Days before the match, the club began to launch different publications that tried to praise what was going to happen that Friday. The Cup, which already belonged to all Levante supporters, was shown on all the posters announcing the match against Zaragocistas.

Iborra and Pepelu had been chosen to represent the club in the different graphics produced by the club. Both symbolised the granota sentiment and embodied the signs of identity of a club that had achieved a historic achievement after hard knocks on the anvil. With both characters came a new piece of news that dazzled all the Granotas fans: the Blue and Whites’ second kit for the 2019/2020 season was going to be brought back. This shirt also had a symbolic character because of two completely different situations: firstly, because it was a commemorative shirt for the Copa España Libre; secondly, it was worn on a single occasion against Getafe C.F. at the Estadio Olímpico Camilo Cano in La Nucía as part of the COVID-19 pandemic. The sponsor and a commemorative legend on the chest were the only identifiable features that had been added in relation to the shirt presented in July 2019.

The event had a strong nostalgic character; those heroes who won the 1937 Cup and who saw football as an escape from the rawness and despair experienced since the outbreak of the civil war in July 1936, perished long ago without being able to see their feat recognised. The recognition was to be celebrated without the architects being present, but their memory was to be immortalised through the legacy they left behind. Relatives and friends of some of the players of that Levante F.C. played the leading role that they deserved at the time, not wanting to miss the opportunity to honour their memory and such brave deeds in the service of the maritime club.

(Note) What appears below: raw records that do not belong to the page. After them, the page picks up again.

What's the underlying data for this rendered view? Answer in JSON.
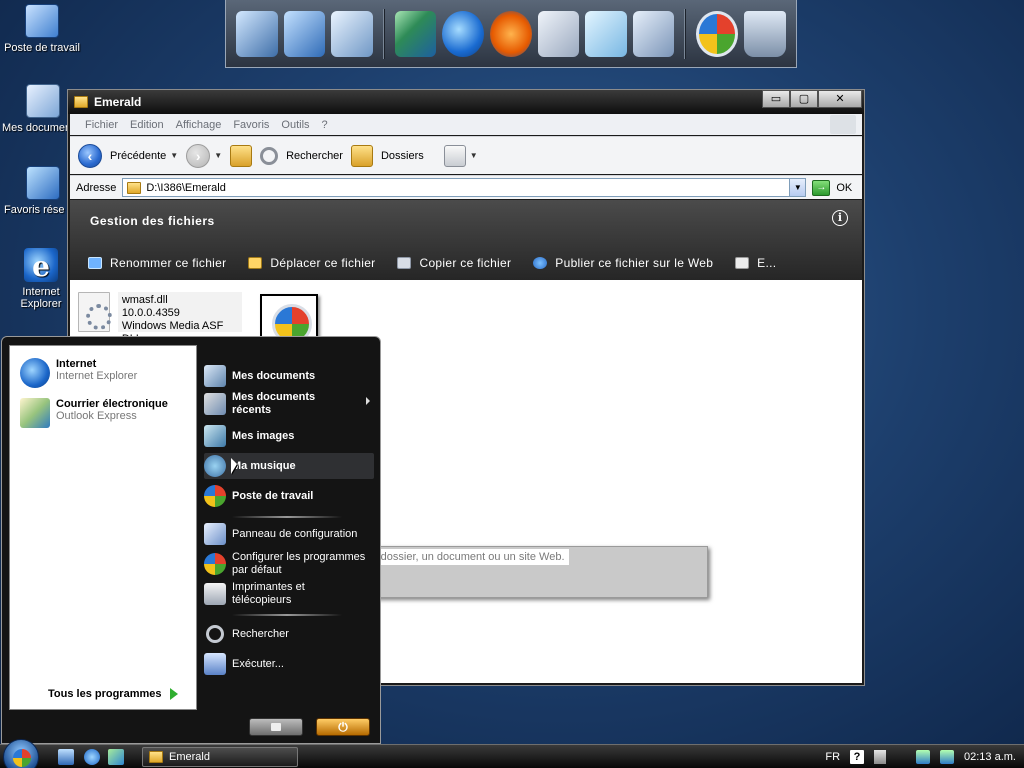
{
  "desktop": {
    "icons": [
      {
        "label": "Poste de travail",
        "icon": "my-computer-icon"
      },
      {
        "label": "Mes documer",
        "icon": "my-documents-icon"
      },
      {
        "label": "Favoris rése",
        "icon": "network-places-icon"
      },
      {
        "label": "Internet Explorer",
        "icon": "internet-explorer-icon"
      }
    ]
  },
  "dock": {
    "items": [
      "my-computer-icon",
      "network-icon",
      "documents-icon",
      "monitor-icon",
      "internet-explorer-icon",
      "media-player-icon",
      "calculator-icon",
      "notepad-icon",
      "tablet-icon",
      "windows-logo-icon",
      "recycle-bin-icon"
    ]
  },
  "explorer": {
    "title": "Emerald",
    "controls": {
      "minimize": "▭",
      "maximize": "▢",
      "close": "✕"
    },
    "menu": [
      "Fichier",
      "Edition",
      "Affichage",
      "Favoris",
      "Outils",
      "?"
    ],
    "toolbar": {
      "back_label": "Précédente",
      "search_label": "Rechercher",
      "folders_label": "Dossiers"
    },
    "address": {
      "label": "Adresse",
      "path": "D:\\I386\\Emerald",
      "go_label": "OK"
    },
    "tasks": {
      "title": "Gestion des fichiers",
      "info": "i",
      "items": [
        "Renommer ce fichier",
        "Déplacer ce fichier",
        "Copier ce fichier",
        "Publier ce fichier sur le Web",
        "E..."
      ]
    },
    "file": {
      "name": "wmasf.dll",
      "version": "10.0.0.4359",
      "description": "Windows Media ASF DLL"
    }
  },
  "start_menu": {
    "pinned": [
      {
        "main": "Internet",
        "sub": "Internet Explorer"
      },
      {
        "main": "Courrier électronique",
        "sub": "Outlook Express"
      }
    ],
    "all_programs": "Tous les programmes",
    "right": {
      "my_documents": "Mes documents",
      "recent_documents": "Mes documents récents",
      "my_pictures": "Mes images",
      "my_music": "Ma musique",
      "my_computer": "Poste de travail",
      "control_panel": "Panneau de configuration",
      "default_programs": "Configurer les programmes par défaut",
      "printers": "Imprimantes et télécopieurs",
      "search": "Rechercher",
      "run": "Exécuter..."
    },
    "tooltip": "programme, un dossier, un document ou un site Web.",
    "power_symbol": "⏻"
  },
  "taskbar": {
    "task_label": "Emerald",
    "language": "FR",
    "help": "?",
    "clock": "02:13 a.m."
  }
}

The celebration was also to be a symbolic one, given that it had taken 86 years for the title to be recognised and that the event was to be framed by a football match to be played at 21:00. The time required by La Liga also made it impossible to extend the event very extensively.

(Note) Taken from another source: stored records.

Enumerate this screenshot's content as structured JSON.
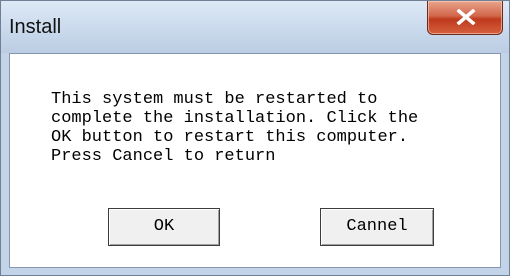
{
  "window": {
    "title": "Install",
    "close_symbol": "X"
  },
  "dialog": {
    "message": "This system must be restarted to\ncomplete the installation. Click the\nOK button to restart this computer.\nPress Cancel to return"
  },
  "buttons": {
    "ok_label": "OK",
    "cancel_label": "Cannel"
  },
  "icons": {
    "close": "close-icon"
  },
  "colors": {
    "titlebar": "#cddcee",
    "close_button": "#c9482a",
    "client_background": "#ffffff"
  }
}
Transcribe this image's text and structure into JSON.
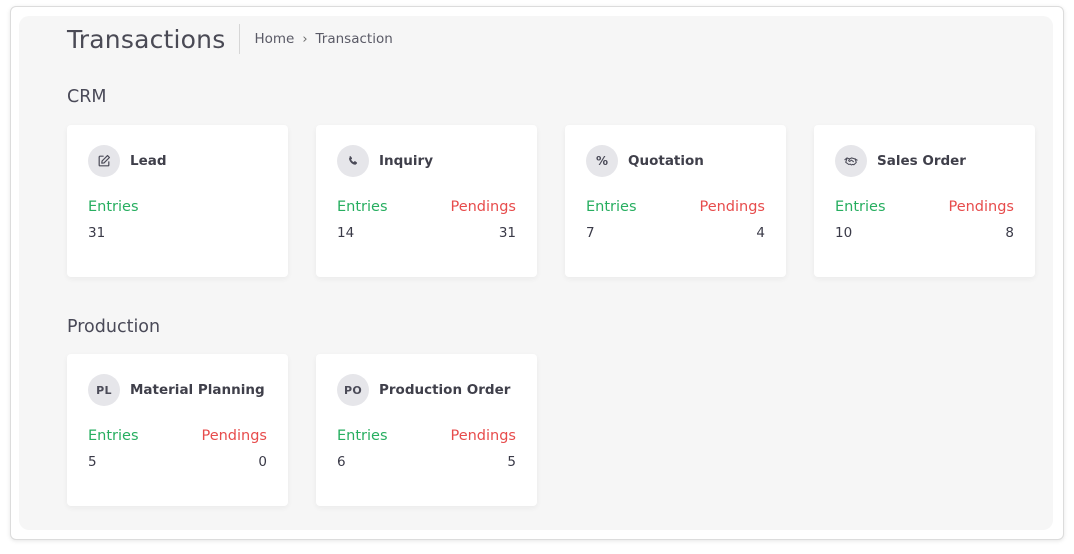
{
  "header": {
    "title": "Transactions",
    "breadcrumb": [
      "Home",
      "Transaction"
    ],
    "breadcrumb_separator": "›"
  },
  "sections": [
    {
      "title": "CRM",
      "cards": [
        {
          "title": "Lead",
          "icon": "edit-icon",
          "entries_label": "Entries",
          "entries": "31"
        },
        {
          "title": "Inquiry",
          "icon": "phone-icon",
          "entries_label": "Entries",
          "entries": "14",
          "pendings_label": "Pendings",
          "pendings": "31"
        },
        {
          "title": "Quotation",
          "icon": "percent-icon",
          "icon_text": "%",
          "entries_label": "Entries",
          "entries": "7",
          "pendings_label": "Pendings",
          "pendings": "4"
        },
        {
          "title": "Sales Order",
          "icon": "handshake-icon",
          "entries_label": "Entries",
          "entries": "10",
          "pendings_label": "Pendings",
          "pendings": "8"
        }
      ]
    },
    {
      "title": "Production",
      "cards": [
        {
          "title": "Material Planning",
          "icon": "pl-badge-icon",
          "icon_text": "PL",
          "entries_label": "Entries",
          "entries": "5",
          "pendings_label": "Pendings",
          "pendings": "0"
        },
        {
          "title": "Production Order",
          "icon": "po-badge-icon",
          "icon_text": "PO",
          "entries_label": "Entries",
          "entries": "6",
          "pendings_label": "Pendings",
          "pendings": "5"
        }
      ]
    }
  ],
  "colors": {
    "entries": "#27ae60",
    "pendings": "#e74c4c",
    "icon_bg": "#e6e6ea",
    "panel_bg": "#f6f6f6"
  }
}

The opening chords of La Copa es Nostra (The Cup is Ours) by the Granota singer-songwriter Lliure were the first chords to be heard. The Granotas fans responded to the call of such an important event, attending en masse to the Ciutat de València stadium, which was to experience an unforgettable event in its almost 54 years of life. After the warm-up, the moment arrived. The players from both teams shared greetings in the tunnel as they waited for the countdown, which continued with the Levante anthem and the respective teams taking to the pitch in an almost martial manner.

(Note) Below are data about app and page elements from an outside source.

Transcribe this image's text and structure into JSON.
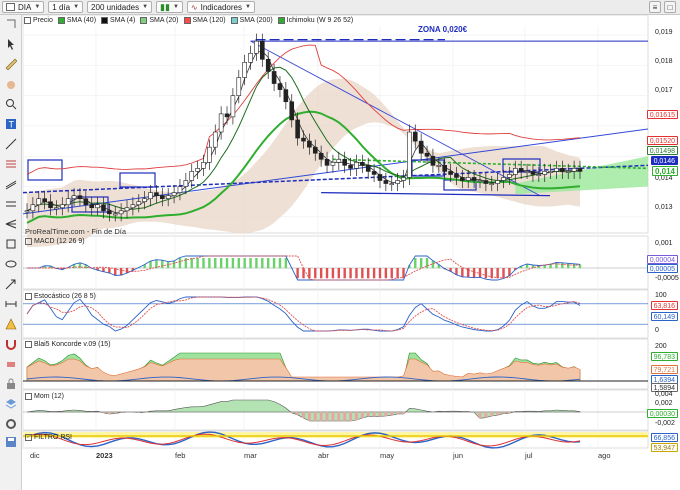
{
  "toolbar": {
    "symbol": "DIA",
    "timeframe": "1 día",
    "units": "200 unidades",
    "indicators_label": "Indicadores"
  },
  "legend": {
    "items": [
      {
        "label": "Precio",
        "color": "#ffffff"
      },
      {
        "label": "SMA (40)",
        "color": "#2fae2f"
      },
      {
        "label": "SMA (4)",
        "color": "#111111"
      },
      {
        "label": "SMA (20)",
        "color": "#7fcf7f"
      },
      {
        "label": "SMA (120)",
        "color": "#ff4a4a"
      },
      {
        "label": "SMA (200)",
        "color": "#7ad0d0"
      },
      {
        "label": "Ichimoku (W 9 26 52)",
        "color": "#33aa33"
      }
    ]
  },
  "annotations": {
    "zona": "ZONA 0,020€",
    "source": "ProRealTime.com - Fin de Día"
  },
  "price_axis": {
    "ticks": [
      "0,019",
      "0,018",
      "0,017",
      "0,016",
      "0,015",
      "0,014",
      "0,013"
    ]
  },
  "price_tags": [
    {
      "text": "0,01615",
      "bg": "#ffffff",
      "fg": "#e53030",
      "border": "#e53030"
    },
    {
      "text": "0,01520",
      "bg": "#ffffff",
      "fg": "#e53030",
      "border": "#e53030"
    },
    {
      "text": "0,01498",
      "bg": "#ffffff",
      "fg": "#2e7d32",
      "border": "#2e7d32"
    },
    {
      "text": "0,0146",
      "bg": "#1e2dbf",
      "fg": "#ffffff",
      "border": "#1e2dbf"
    },
    {
      "text": "0,014",
      "bg": "#ffffff",
      "fg": "#2fae2f",
      "border": "#2fae2f"
    }
  ],
  "panels": [
    {
      "title": "MACD (12 26 9)",
      "ticks": [
        "0,001",
        "0,0000",
        "-0,0005"
      ],
      "tags": [
        "0,00004",
        "0,00005"
      ]
    },
    {
      "title": "Estocástico (26 8 5)",
      "ticks": [
        "100",
        "0"
      ],
      "tags": [
        "63,816",
        "60,149"
      ]
    },
    {
      "title": "Blai5 Koncorde v.09 (15)",
      "ticks": [
        "200",
        "0"
      ],
      "tags": [
        "96,783",
        "79,721",
        "1,6394",
        "1,5894"
      ]
    },
    {
      "title": "Mom (12)",
      "ticks": [
        "0,004",
        "0,002",
        "-0,002"
      ],
      "tags": [
        "0,00030"
      ]
    },
    {
      "title": "FILTRO RSI",
      "ticks": [],
      "tags": [
        "66,856",
        "53,947"
      ]
    }
  ],
  "x_axis": {
    "labels": [
      "dic",
      "2023",
      "feb",
      "mar",
      "abr",
      "may",
      "jun",
      "jul",
      "ago"
    ]
  },
  "chart_data": {
    "type": "candlestick",
    "symbol": "DIA",
    "ylim": [
      0.0125,
      0.0193
    ],
    "close": [
      0.0132,
      0.0134,
      0.0136,
      0.0135,
      0.0133,
      0.0133,
      0.0134,
      0.0136,
      0.0137,
      0.0136,
      0.0134,
      0.0133,
      0.0134,
      0.0132,
      0.0131,
      0.0131,
      0.0132,
      0.0133,
      0.0134,
      0.0135,
      0.0136,
      0.0138,
      0.0137,
      0.0136,
      0.0137,
      0.0138,
      0.014,
      0.0142,
      0.0145,
      0.0146,
      0.0148,
      0.0153,
      0.0158,
      0.0164,
      0.0163,
      0.017,
      0.0176,
      0.0181,
      0.0184,
      0.0188,
      0.0182,
      0.0178,
      0.0174,
      0.0172,
      0.0168,
      0.0162,
      0.0156,
      0.0155,
      0.0153,
      0.0151,
      0.0149,
      0.0147,
      0.0148,
      0.0149,
      0.0147,
      0.0146,
      0.0148,
      0.0147,
      0.0145,
      0.0144,
      0.0142,
      0.0141,
      0.0141,
      0.0142,
      0.0143,
      0.0158,
      0.0155,
      0.0151,
      0.015,
      0.0147,
      0.0147,
      0.0145,
      0.0144,
      0.0143,
      0.0142,
      0.0143,
      0.0142,
      0.0142,
      0.0141,
      0.0141,
      0.0142,
      0.0143,
      0.0144,
      0.0146,
      0.0145,
      0.0145,
      0.0144,
      0.0144,
      0.0145,
      0.0145,
      0.0146,
      0.0145,
      0.0145,
      0.0146,
      0.0145
    ],
    "overlays": {
      "sma_fast": "#111111",
      "sma_40": "#2fae2f",
      "sma_120": "#ff4a4a",
      "cloud": "#8fe08f"
    }
  }
}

Behind them, the relatives and friends of the heroes of 1937 were also present and prepared for a well-deserved ovation from those in attendance at the temple of granota sentiment. Ballesteros, Latorre, Barrie and Mut joined in this beautiful company, having had the honour of being captains of Levante U.D. All of them were presented over the loudspeaker, receiving the acclaim of the attendees who cheered the names of their relatives.

Afterwards, Luis Rubiales, Francisco Catalán, Salvador Gomar and Iborra went to the chosen meeting point to hand over the trophy, which had previously been placed on a pedestal by Emilio Nadal.

The celebrated but intense ceremony concluded with Luis Rubiales presenting Vicente Iborra with the Copa España Libre championship. Iborra, wearing the captain’s armband, presented and offered the trophy to a Ciutat de València that exploded with jubilation. The legalisation of the cup had taken on a figurative meaning through a symbolic handing over of a title that Levante already held.

After this, Iborra decided to pass the trophy to Jobanna Calpe, granddaughter of Ernesto Calpe Gil, one of the authors of the victory and an employee of Levante Unión Deportiva. Visibly moved, she handed over the triumph to her father and, subsequently, the legalised trophy was handed over among the attendees, giving way to a joint photograph that would immortalise one of the most important episodes in the club’s history.